The rule glorifications of the Shang dynasty were their art made of bronze. The most celebrated Shang bronze artefacts are? the brilliant vass of bronze. These vass, in a figure of carefully prescribed forms, were designed chiefly for usage in forfeit to ascendants and gods. ? ( Schafer 78 ) The Shang crafted beautiful, elect bronze vass for usage in their mundane rites. The Shang respected their Gods and felt that their Gods deserved the best, which is most likely why Shang artisans took so much clip and attempt to make these fantastic vass. Additionally, the Shang Lords lived in great luxury over the mean twenty-four hours laborers, so? they ( bronze ) were besides used to tag occasions of royal favors, such as the granting of a feoff or an award to another baronial. Possession of anything bronze was a conspicuous mark of wealth and a agency of continuing it in the family. ? ( Schafer 22 ) Bronze, at the clip was likely the most cherished metal available to the Shang people, all the Lords had many bronzy artefacts and the laborers frequently longed for them. As more bronzy objects were crafted a cultural alteration became apparent, people were now more interested in art.

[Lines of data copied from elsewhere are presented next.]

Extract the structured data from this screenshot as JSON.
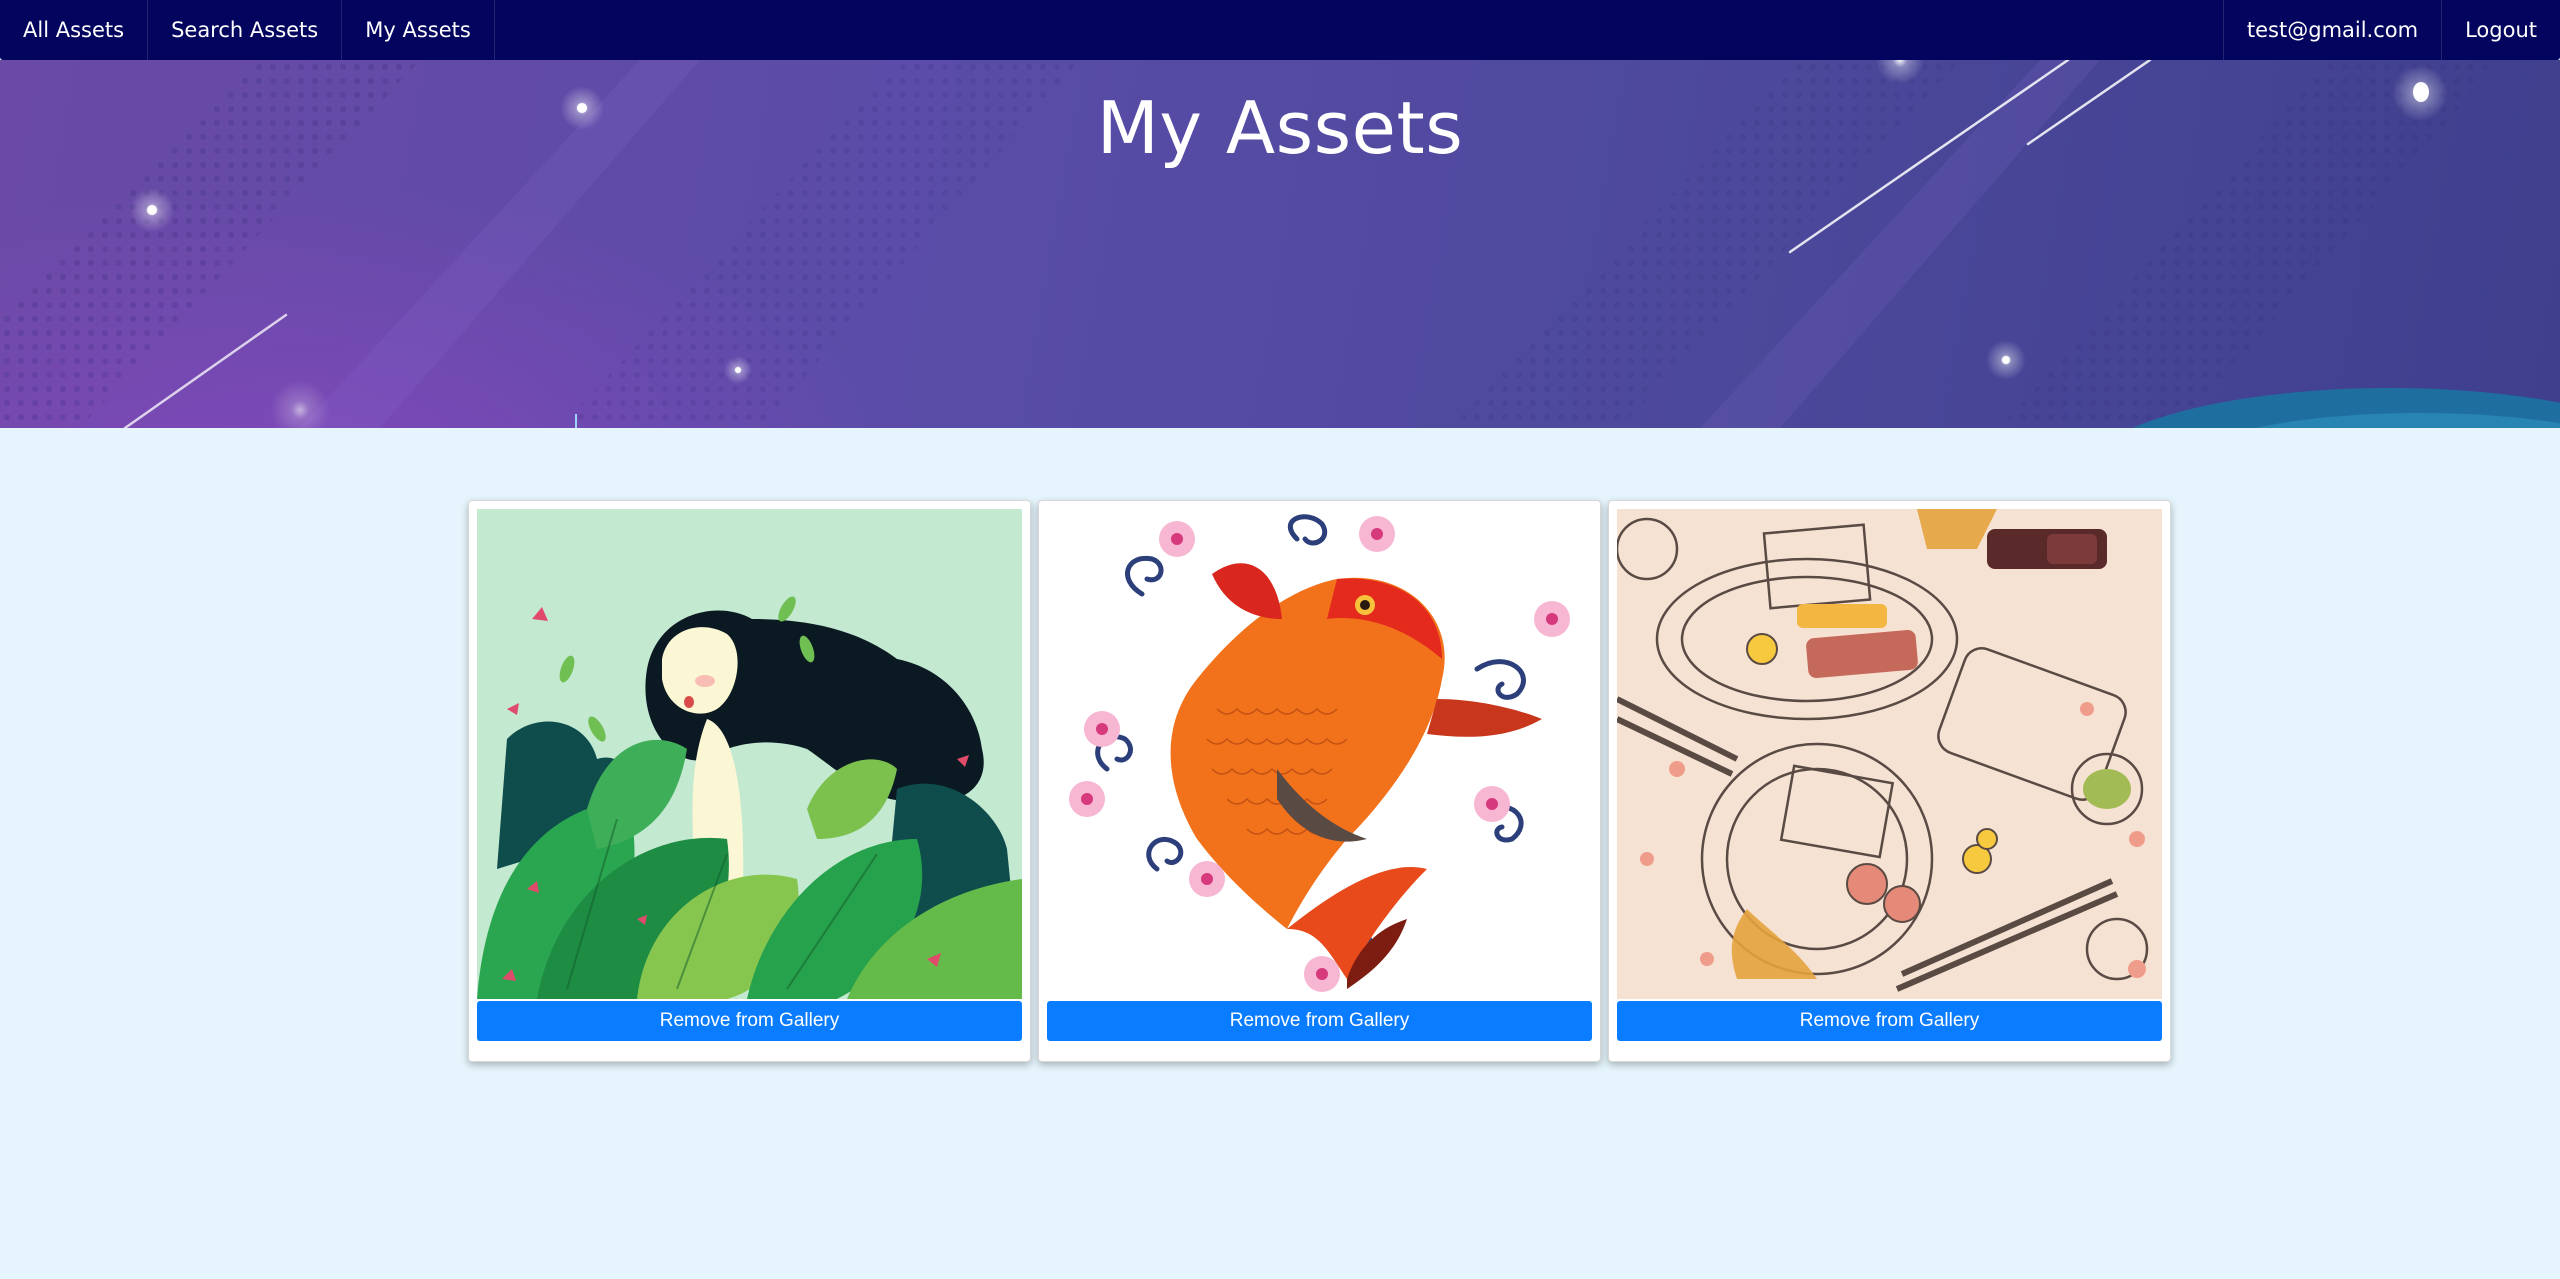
{
  "nav": {
    "left": [
      {
        "label": "All Assets"
      },
      {
        "label": "Search Assets"
      },
      {
        "label": "My Assets"
      }
    ],
    "right": [
      {
        "label": "test@gmail.com"
      },
      {
        "label": "Logout"
      }
    ]
  },
  "hero": {
    "title": "My Assets"
  },
  "cards": [
    {
      "image": "girl-with-leaves-illustration",
      "button_label": "Remove from Gallery"
    },
    {
      "image": "koi-fish-with-cherry-blossoms",
      "button_label": "Remove from Gallery"
    },
    {
      "image": "asian-food-doodle-pattern",
      "button_label": "Remove from Gallery"
    }
  ],
  "colors": {
    "navbar": "#03045e",
    "page_background": "#e6f5fd",
    "button": "#0a7cff",
    "hero_purple": "#5a4ca8"
  }
}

The Shang dynasty clearly had the upper manus on the remainder of the universe at this clip in their bronze crafting, ? non even the superb craftsmans of the Italian Renaissance could fit the Shang dynasty? s technique of Projecting bronze with its forms and lines formed by square- non rounded channels, perfect trenches with perpendicular sides and level bottoms. ? ( Watson 79 ) During the Shang age, bronze working attained an highly high criterion, while in other parts of the universe the advancement of bronze projecting barely excelled. The Shang people refined bronzy doing to an art doing them taking craftsmen of the clip.
The Shang dynasty? s use of bronze through their day-to-day life, arms and art made them an elect group of people in their clip. In their day-to-day ritualistic lives, they employed bronze in ways that no 1 else in the universe would hold thought to utilize it, in conflicts, the Shang crafted arms that worked really efficaciously and decidedly aided them in their predicament, every bit good, Shang art was and is today among the most elect in the universe because of their ability to happen new methods doing betterments upon betterments. Success in this civilisation was obtained through difficult work and tonss of forbearance.
Works CitedBuckley, Ebrey, Patricia. The Cambridge Illustrated History Of China. London: Cambridge University Press, 1996.
Fairbank, John King. China: A New History. London: Belknap Harvard, 1992.
Morton, W. Scott. China: Its History And Culture. New York: Lippincott & A ; Crowell, 1980.
Schafer, Edward H. Ancient China. New York: Time-Life Books, 1967.
Shang [ hypertext transfer protocol: //www.china-contact.com/www/history/shang.html ] December 2000.
Watson, William. Early Civilization In China. New York: McGraw-Hill, 1966.